Many biotechnological applications deal with nitrification, one of the main steps of the global nitrogen cycle. The biological oxidation of ammonia to nitrite and further to nitrate is critical to avoid environmental damage and its functioning has to be retained even under adverse conditions. Bacteria performing the second reaction, oxidation of nitrite to nitrate, are fastidious microorganisms that are highly sensitive against disturbances. One important finding with relevance for nitrogen removal systems was the discovery of the mainly cold-adapted Cand. Nitrotoga, whose activity seems to be essential for the recovery of nitrite oxidation in wastewater treatment plants at low temperatures, e.g., during cold seasons. Several new strains of this genus have been recently described and ecophysiologically characterized including genome analyses. With increasing diversity, also mesophilic Cand. Nitrotoga representatives have been detected in activated sludge. This review summarizes the natural distribution and driving forces defining niche separation in artificial nitrification systems. Further critical aspects for the competition with Nitrospira and Nitrobacter are discussed. Knowledge about the physiological capacities and limits of Cand. Nitrotoga can help to define physico-chemical parameters for example in reactor systems that need to be run at low temperatures.

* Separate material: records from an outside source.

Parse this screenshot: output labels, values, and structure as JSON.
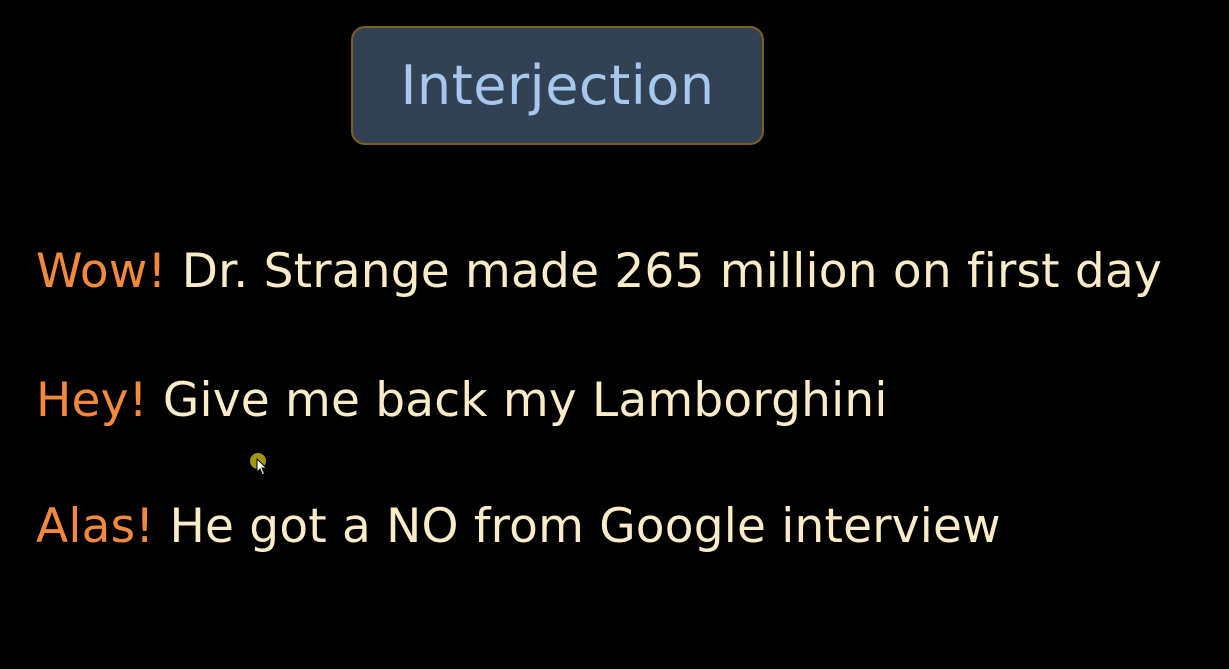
{
  "slide": {
    "title": "Interjection",
    "examples": [
      {
        "interjection": "Wow!",
        "sentence": "Dr. Strange made 265 million on first day"
      },
      {
        "interjection": "Hey!",
        "sentence": "Give me back my Lamborghini"
      },
      {
        "interjection": "Alas!",
        "sentence": "He got a NO from Google interview"
      }
    ]
  },
  "colors": {
    "background": "#000000",
    "title_box": "#334155",
    "title_border": "#7c5f1f",
    "title_text": "#a7c8ee",
    "interjection": "#f2893c",
    "sentence": "#fbecc8",
    "cursor_highlight": "#b6a713"
  },
  "icons": {
    "cursor": "mouse-pointer-icon"
  }
}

• Characterization of the psychrotolerant nitrite oxidizer Cand. Nitrotoga
• Comparison of the physiological features of Cand. Nitrotoga with those of other NOB

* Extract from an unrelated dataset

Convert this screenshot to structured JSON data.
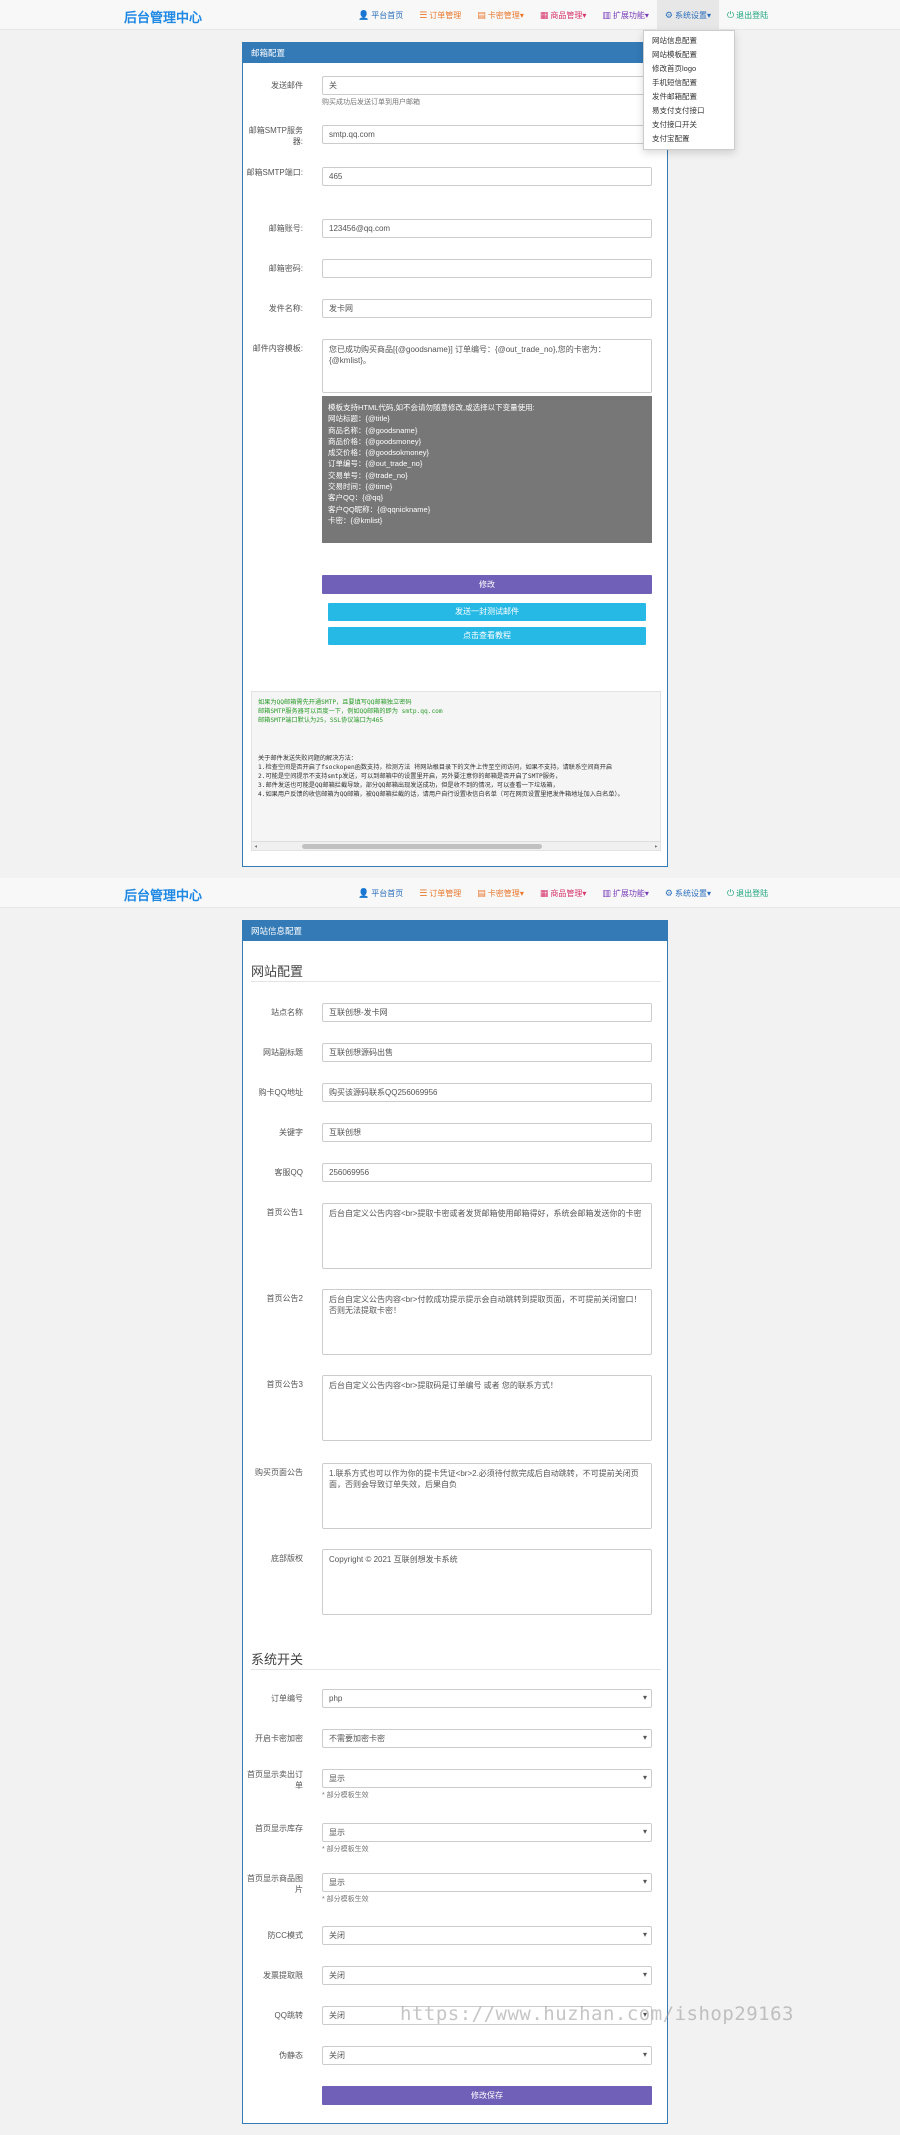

• Identification of beneficial environmental/operational parameters for proliferation